Hunt #1 SOLVED!


A big CONGRATULATIONS to Larry G. for submitting a correct solution and GPS coordinates that came within roughly 125 feet of where I hid the cache. I'll be posting a full solution later this week. But, as of 02/10/2018 at 11:15am EST, this hunt is over!

A good number of people worked hard on this hunt and I thank everyone who did for giving it a shot. It my attempt to emulate Forrest Fenn, I've learned a great many things about hiding treasures and crafting clues to get people to the right spot. I've also learned quite a few things about what it takes to successfully solve a treasure hunt. One key thing is persistence. Like Larry, don't give up. If you feel you've locked in on a promising location, keep at it. In some instances, your instinct may be more trustworthy than your logic. 

I plan to continue hiding treasures, both real and virtual. So please stick around or check back from time to time. I'll be sure to post on Jenny's site (Mysterious Writings) as well so keep an  eye out. 

Keep on seeking! Well, not for this one. Hopefully you know what I mean.








Tuesday, February 6, 2018

Stream of Consciousness

Recently, my wife decided to try something she had never done before. Her talents never cease to amaze me. The result, in my humble opinion, is a work of art that could be displayed in the finest London art gallery. She has always been an excellent doodler, at least since she was able to doodle anyway. But this is her first attempt at paint on canvas. The actual painting is roughly 16" x 20" and I don't think this electronic version does it justice. 

There's a lot of detail in this painting that I could never replicate nor could I fully describe. It's both cold and warm at the same time. I think my favorite part might be the sun. There's a luminosity in it that I didn't think could be captured on canvas. It makes me feel like I'm actually looking at the sun. Don't you have the urge to squint when you look at it? 

I was going to mention something about the dark area on the left of the painting and I was going to do so by using cardinal directions, but then it dawned on me. I didn't know if the sun was rising or setting. Then my mind wandered to the armchair used by George Washington for three months at the Constitutional Convention in 1787. On the final day of the Convention, as the delegates were signing the new document, Benjamin Franklin remarked "I have often looked at that sun behind the president without being able to tell whether it was rising or setting. But now at length I have the happiness to know it is a rising and not a setting sun." Franklin, of course, was using the rising sun as a symbol of the dawning of a new nation.

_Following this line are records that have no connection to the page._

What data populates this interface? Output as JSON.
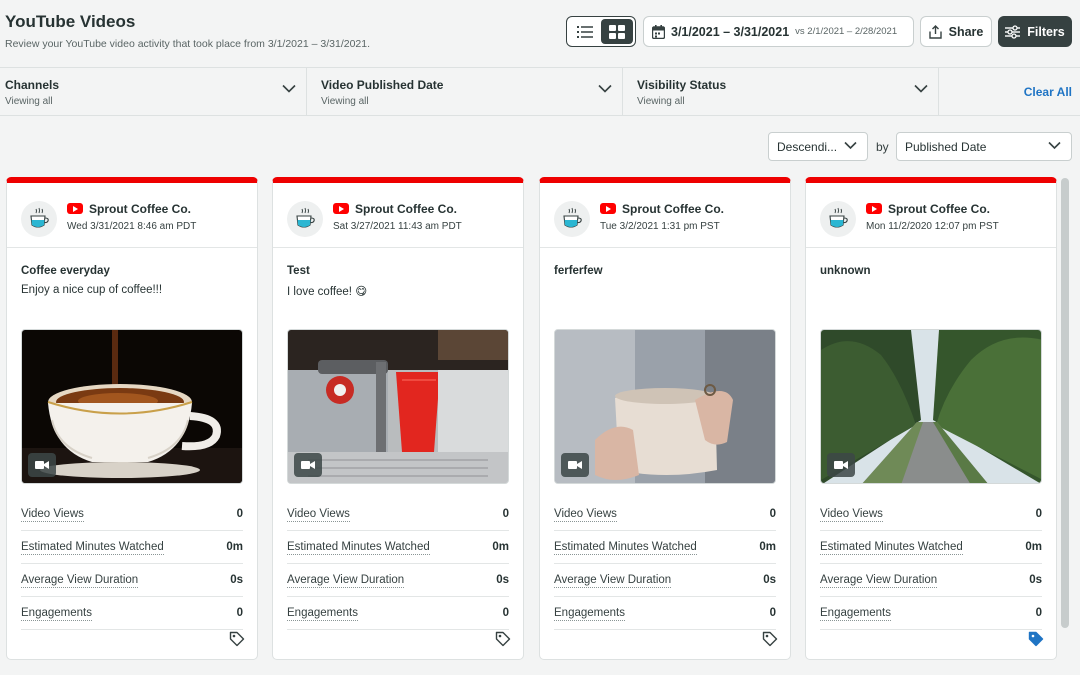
{
  "header": {
    "title": "YouTube Videos",
    "subtitle": "Review your YouTube video activity that took place from 3/1/2021 – 3/31/2021.",
    "date_range": "3/1/2021 – 3/31/2021",
    "compare_range": "vs 2/1/2021 – 2/28/2021",
    "share_label": "Share",
    "filters_label": "Filters",
    "view_modes": [
      "list-icon",
      "grid-icon"
    ],
    "active_view": "grid"
  },
  "filters": [
    {
      "label": "Channels",
      "value": "Viewing all"
    },
    {
      "label": "Video Published Date",
      "value": "Viewing all"
    },
    {
      "label": "Visibility Status",
      "value": "Viewing all"
    }
  ],
  "clear_all_label": "Clear All",
  "sort": {
    "order": "Descendi...",
    "by_label": "by",
    "field": "Published Date"
  },
  "colors": {
    "accent_dark": "#364141",
    "youtube_red": "#ee0000",
    "link_blue": "#1f74c4"
  },
  "cards": [
    {
      "channel": "Sprout Coffee Co.",
      "date": "Wed 3/31/2021 8:46 am PDT",
      "title": "Coffee everyday",
      "description": "Enjoy a nice cup of coffee!!!",
      "thumbnail": "coffee-cup-pour",
      "metrics": [
        {
          "label": "Video Views",
          "value": "0"
        },
        {
          "label": "Estimated Minutes Watched",
          "value": "0m"
        },
        {
          "label": "Average View Duration",
          "value": "0s"
        },
        {
          "label": "Engagements",
          "value": "0"
        }
      ],
      "tagged": false
    },
    {
      "channel": "Sprout Coffee Co.",
      "date": "Sat 3/27/2021 11:43 am PDT",
      "title": "Test",
      "description": "I love coffee! 😋",
      "thumbnail": "espresso-machine",
      "metrics": [
        {
          "label": "Video Views",
          "value": "0"
        },
        {
          "label": "Estimated Minutes Watched",
          "value": "0m"
        },
        {
          "label": "Average View Duration",
          "value": "0s"
        },
        {
          "label": "Engagements",
          "value": "0"
        }
      ],
      "tagged": false
    },
    {
      "channel": "Sprout Coffee Co.",
      "date": "Tue 3/2/2021 1:31 pm PST",
      "title": "ferferfew",
      "description": "",
      "thumbnail": "hands-holding-mug",
      "metrics": [
        {
          "label": "Video Views",
          "value": "0"
        },
        {
          "label": "Estimated Minutes Watched",
          "value": "0m"
        },
        {
          "label": "Average View Duration",
          "value": "0s"
        },
        {
          "label": "Engagements",
          "value": "0"
        }
      ],
      "tagged": false
    },
    {
      "channel": "Sprout Coffee Co.",
      "date": "Mon 11/2/2020 12:07 pm PST",
      "title": "unknown",
      "description": "",
      "thumbnail": "forest-road",
      "metrics": [
        {
          "label": "Video Views",
          "value": "0"
        },
        {
          "label": "Estimated Minutes Watched",
          "value": "0m"
        },
        {
          "label": "Average View Duration",
          "value": "0s"
        },
        {
          "label": "Engagements",
          "value": "0"
        }
      ],
      "tagged": true
    }
  ]
}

Following Franklin's lead, I'm going to call this a rising sun because, while the periphery of this painting may be cold, there's a warmth the draws you in towards the sun. There's a sense of optimism. It's a gentle reminder, I think, that in life we need to stay focused on our goals and not get bogged down by the things that are happening on our peripheries. We need to search for the light. We need to seek the truth. We need to remain steadfast in our journeys lest we get lost in the wilderness where we may succumb to the cold and darkness. And if you ever find yourself feeling lost, seek the light. You'll be found and a new day will dawn.

I think maybe the painting ought to be named "Stream of Consciousness". 

Like this post.

Even though it's not a stream.

The painting I mean.

Not this post.

Here's the chair: